The revised government approach must move away from its current obsession with students achieving the right grades in the right subjects to attend one of a handful of top universities; instead, it must be seen to truly value the variety of skills and interests of young people by investing in all destination routes, including the woefully neglected vocational options. Let’s hope the new Secretary of State for Education is ready to make such revisions.
Roisin Ellison is the RSA Academies Intern
Filed under: Education Matters, Uncategorized
It is the first week of the new school year and Academy chains are already back in the news. Last week Ofsted wrote to AET (Academies Enterprise Trust) expressing concern that too many pupils were not receiving a good enough education, and yesterday the House of Commons Education Committee continued their scrutiny of Academies and Free Schools with an evidence session involving representatives of Academy sponsors and local authorities.
For all the controversy Academies are here to stay, irrespective of the outcome of next year’s General Election. And good news that is too, given the growing body of evidence that some Academy chains are making a positive difference to outcomes for pupils – see for example the Sutton Trust report Chain Effects on the impact of Academy chains on low income students. That said, yesterday’s Select Committee reminded us of concerns about the Academy programme as currently conceived that just won’t go away: limited local accountability; too much money being diverted from the classroom through top-slices; and signs that some academy chains are failing to provide sufficient support for school improvement.
A reluctance to address these issues risks damaging the Academies sector as a whole. Three simple changes could improve the system dramatically. Read more
Anthony Gerrard is a Scottish Fellow looking to find aspiring entrepreneurs for his project, ‘Bad Idea’.
How do we encourage more young people into self-employment and entrepreneurship? That was the question posed by Glasgow City Council in January 2012. Why? Only 29% of employers will recruit a young person from education, and nearly one in every four 16 to 24 year olds are now classed as not in education, employment or training. The so-called “Lost Generation”. Read more
Filed under: Design and Society, Fellowship, Uncategorized
This blog was originally posted on the news page of the RSA Student Design Awards website on 4th August 2014.
I am pleased to announce that nine emerging Malaysian innovators have won in the inaugural RSA Genovasi Malaysia Awards, winning a range of prizes worth a total of RM260,000. In addition, the winners all receive admission into Genovasi’s Innovation Ambassador Development Programme, complementary RSA Fellowship for a year, providing the students with access to the RSA’s Catalyst Fund and Skills Bank to further develop their projects.

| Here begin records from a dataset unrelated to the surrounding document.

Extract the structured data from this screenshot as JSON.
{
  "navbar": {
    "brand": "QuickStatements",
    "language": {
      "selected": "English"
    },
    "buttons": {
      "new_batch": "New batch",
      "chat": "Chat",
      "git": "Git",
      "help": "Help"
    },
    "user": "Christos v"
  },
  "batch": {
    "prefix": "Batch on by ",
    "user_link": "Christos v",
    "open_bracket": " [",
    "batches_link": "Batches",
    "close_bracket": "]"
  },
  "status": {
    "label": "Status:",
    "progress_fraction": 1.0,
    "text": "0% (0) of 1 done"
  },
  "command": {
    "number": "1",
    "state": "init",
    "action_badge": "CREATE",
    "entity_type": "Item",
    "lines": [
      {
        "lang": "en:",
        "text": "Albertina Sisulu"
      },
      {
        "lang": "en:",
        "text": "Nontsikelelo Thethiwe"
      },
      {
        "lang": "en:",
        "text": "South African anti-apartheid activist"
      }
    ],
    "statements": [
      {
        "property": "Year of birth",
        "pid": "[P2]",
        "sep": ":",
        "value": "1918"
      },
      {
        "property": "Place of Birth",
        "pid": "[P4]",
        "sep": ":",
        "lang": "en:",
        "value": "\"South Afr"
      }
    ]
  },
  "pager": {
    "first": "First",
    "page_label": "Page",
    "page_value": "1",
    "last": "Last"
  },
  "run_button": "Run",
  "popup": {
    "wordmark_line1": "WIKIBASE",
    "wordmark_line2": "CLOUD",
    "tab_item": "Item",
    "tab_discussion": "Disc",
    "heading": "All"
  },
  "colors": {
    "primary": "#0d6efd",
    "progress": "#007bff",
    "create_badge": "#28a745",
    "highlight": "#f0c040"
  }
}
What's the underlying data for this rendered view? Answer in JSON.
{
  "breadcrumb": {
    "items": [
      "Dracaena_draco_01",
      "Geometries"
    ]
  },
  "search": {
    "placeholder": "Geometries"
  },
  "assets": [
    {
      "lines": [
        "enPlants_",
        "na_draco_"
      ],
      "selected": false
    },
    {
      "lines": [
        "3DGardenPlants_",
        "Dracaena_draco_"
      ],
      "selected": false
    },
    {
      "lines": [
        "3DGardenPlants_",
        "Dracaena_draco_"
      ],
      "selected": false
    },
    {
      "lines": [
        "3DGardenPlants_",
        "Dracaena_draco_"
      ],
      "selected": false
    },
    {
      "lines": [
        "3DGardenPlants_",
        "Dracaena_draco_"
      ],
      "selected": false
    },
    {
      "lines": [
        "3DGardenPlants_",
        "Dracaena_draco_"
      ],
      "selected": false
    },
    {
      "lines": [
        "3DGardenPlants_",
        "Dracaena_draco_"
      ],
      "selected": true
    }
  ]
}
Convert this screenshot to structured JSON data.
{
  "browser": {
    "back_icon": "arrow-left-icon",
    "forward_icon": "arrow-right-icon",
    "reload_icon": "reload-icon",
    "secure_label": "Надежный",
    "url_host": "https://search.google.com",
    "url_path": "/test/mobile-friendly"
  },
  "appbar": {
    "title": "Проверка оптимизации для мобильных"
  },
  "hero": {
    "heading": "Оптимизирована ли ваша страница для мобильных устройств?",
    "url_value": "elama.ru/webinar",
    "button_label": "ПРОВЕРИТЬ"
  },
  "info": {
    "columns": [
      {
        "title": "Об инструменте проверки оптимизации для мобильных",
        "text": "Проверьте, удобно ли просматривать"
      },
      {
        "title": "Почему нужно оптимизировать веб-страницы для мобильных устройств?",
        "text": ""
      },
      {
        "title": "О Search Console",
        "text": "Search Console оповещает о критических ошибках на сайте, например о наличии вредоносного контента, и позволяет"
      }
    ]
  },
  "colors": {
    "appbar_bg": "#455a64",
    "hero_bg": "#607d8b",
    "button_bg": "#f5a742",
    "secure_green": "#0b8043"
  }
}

The RSA Student Design Awards team partnered with Genovasi, a transformative learning institution focused on cultivating innovation skills in young people to develop and deliver the RSA Genovasi Malaysia Awards, which launching in September 2013. Genovasi offers a human-centred learning experience to learn and use innovation for social inclusion, active citizenship and personal development for future transferable skills to face challenges in life. The RSA Genovasi Malaysia Awards focused on three project briefs for this pilot year: Active Citizens, Encouraging Social Entrepreneurship, and Citizenship and Communication in a Digital Age.